Breakthrough Experiment Offers Promise of Nuclear Fusion
In a recent experiment, a team of researchers at the National Ignition Facility (NIF) at the Lawrence Livermore National Laboratory used 192 lasers to pulverize a fuel target to create a fusion reaction. What makes this experiment remarkable is that it is reportedly the first time such an experiment has successfully produced more energy output than the amount of energy spent igniting the fuel.
Citing a report in the science journal Nature, The Guardian reports that the researchers used lasers in an attempt to pulverize a fuel target with two mega joules of energy, an impact roughly equivalent to two standard sticks of dynamite. However, most of the energy from the lasers gets absorbed by its surroundings.

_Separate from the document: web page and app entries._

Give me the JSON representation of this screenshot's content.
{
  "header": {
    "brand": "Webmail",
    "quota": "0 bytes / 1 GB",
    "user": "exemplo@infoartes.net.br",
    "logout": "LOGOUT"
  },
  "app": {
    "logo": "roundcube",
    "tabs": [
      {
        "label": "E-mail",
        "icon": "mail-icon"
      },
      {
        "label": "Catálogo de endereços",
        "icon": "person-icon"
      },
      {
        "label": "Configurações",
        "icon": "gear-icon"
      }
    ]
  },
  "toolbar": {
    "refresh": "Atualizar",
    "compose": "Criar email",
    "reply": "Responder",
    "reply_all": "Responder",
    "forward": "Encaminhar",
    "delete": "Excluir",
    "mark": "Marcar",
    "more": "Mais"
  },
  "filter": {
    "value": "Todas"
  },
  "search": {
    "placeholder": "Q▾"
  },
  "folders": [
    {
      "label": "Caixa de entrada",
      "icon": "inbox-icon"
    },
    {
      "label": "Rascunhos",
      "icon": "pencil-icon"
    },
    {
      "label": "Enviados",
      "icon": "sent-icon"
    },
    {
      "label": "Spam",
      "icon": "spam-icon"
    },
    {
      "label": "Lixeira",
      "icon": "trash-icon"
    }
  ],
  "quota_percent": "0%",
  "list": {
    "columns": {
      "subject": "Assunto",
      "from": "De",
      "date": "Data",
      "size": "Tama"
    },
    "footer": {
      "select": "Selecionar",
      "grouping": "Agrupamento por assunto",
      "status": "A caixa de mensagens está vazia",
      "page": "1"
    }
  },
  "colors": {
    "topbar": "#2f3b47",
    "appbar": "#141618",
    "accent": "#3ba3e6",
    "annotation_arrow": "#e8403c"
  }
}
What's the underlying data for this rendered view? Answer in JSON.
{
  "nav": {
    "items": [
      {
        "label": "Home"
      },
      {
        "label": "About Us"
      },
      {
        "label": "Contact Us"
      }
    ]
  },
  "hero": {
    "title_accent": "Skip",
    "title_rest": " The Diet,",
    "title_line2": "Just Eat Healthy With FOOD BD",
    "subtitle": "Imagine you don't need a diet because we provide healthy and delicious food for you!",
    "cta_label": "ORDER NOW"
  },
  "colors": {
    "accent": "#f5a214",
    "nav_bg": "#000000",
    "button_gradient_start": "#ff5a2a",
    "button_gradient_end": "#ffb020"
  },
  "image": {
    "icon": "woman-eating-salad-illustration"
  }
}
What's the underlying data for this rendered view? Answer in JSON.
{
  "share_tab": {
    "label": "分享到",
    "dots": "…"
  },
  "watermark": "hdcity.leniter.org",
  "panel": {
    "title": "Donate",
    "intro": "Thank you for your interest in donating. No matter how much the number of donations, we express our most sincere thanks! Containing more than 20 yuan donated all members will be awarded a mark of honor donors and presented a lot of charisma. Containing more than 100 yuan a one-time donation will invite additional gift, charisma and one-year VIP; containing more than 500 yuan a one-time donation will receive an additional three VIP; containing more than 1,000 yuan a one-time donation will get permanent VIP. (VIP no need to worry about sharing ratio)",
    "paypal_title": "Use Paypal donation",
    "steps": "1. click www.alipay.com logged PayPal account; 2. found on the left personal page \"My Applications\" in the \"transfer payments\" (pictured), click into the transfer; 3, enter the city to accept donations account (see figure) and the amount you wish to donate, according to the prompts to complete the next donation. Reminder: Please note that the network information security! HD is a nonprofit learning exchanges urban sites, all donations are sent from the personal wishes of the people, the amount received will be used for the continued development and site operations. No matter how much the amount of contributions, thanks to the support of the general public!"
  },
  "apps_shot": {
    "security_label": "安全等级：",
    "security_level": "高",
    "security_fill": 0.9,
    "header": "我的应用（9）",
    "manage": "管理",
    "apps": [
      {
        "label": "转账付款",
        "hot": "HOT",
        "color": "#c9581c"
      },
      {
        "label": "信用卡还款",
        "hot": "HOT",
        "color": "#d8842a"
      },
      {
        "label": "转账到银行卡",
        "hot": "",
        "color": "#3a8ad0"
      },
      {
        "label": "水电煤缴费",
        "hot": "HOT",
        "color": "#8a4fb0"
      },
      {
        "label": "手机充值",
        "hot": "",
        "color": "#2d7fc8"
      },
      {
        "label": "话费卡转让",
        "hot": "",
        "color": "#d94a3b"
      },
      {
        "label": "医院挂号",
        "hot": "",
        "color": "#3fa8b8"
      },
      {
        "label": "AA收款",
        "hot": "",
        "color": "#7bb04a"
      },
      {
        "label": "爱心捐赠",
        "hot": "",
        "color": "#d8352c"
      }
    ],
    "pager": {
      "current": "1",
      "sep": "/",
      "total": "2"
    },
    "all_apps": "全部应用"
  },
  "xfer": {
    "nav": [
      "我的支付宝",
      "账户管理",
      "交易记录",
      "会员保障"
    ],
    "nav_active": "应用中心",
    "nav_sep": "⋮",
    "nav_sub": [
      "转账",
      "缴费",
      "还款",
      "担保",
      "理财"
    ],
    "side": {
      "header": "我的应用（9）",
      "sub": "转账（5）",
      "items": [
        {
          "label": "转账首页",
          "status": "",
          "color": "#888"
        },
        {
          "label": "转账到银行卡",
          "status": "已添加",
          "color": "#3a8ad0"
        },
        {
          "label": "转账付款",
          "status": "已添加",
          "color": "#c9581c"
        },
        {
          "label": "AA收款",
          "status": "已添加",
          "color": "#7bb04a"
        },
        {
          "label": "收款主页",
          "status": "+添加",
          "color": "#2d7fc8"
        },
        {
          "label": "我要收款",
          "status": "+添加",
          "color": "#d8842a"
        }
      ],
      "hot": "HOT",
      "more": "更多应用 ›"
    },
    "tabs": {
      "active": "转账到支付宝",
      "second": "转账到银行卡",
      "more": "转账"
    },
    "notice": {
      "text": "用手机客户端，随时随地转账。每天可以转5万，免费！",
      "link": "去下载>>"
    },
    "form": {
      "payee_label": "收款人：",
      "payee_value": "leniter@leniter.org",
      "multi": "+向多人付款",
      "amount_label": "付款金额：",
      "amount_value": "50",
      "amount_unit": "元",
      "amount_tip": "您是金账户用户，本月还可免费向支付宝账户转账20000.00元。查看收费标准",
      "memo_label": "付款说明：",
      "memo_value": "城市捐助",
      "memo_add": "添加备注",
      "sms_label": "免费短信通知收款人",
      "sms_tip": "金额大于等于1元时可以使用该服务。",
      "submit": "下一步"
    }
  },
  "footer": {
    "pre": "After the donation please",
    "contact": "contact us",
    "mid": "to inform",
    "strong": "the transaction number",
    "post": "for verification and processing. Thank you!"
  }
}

In a report from CBC News, Blair Bromley, chair of the nuclear fusion division of the Canadian Nuclear Society, said that the recent experiment "would power 173 100-watt light bulbs for one second."
Of course, that small output is nowhere near the amount of energy necessary to replace our current energy options. Nevertheless, this small feat is being hailed worldwide as a major scientific breakthrough for an area of research that has long had its fair share of sceptics.
The ultimate goal of the experiment is to create a controlled fusion reaction in which the energy input is lower than the energy output.
Omar Hurricane, one of the authors of the report in Nature, told The Guardian, "We are finally, by harnessing these reactions, getting more energy out of that reaction than we put into the DT fuel." Although Hurricane also cautioned that it was "too early to say" whether or not the team's work will ultimately result in controlled fusion at the facility.
Some experts view fusion energy as the hope for the future, with zero carbon emissions, little waste and no meltdown dangers such as those plaguing a typical nuclear fission reactor, like the facility at Fukushima.
These findings and more were published in Nature, on Wednesday.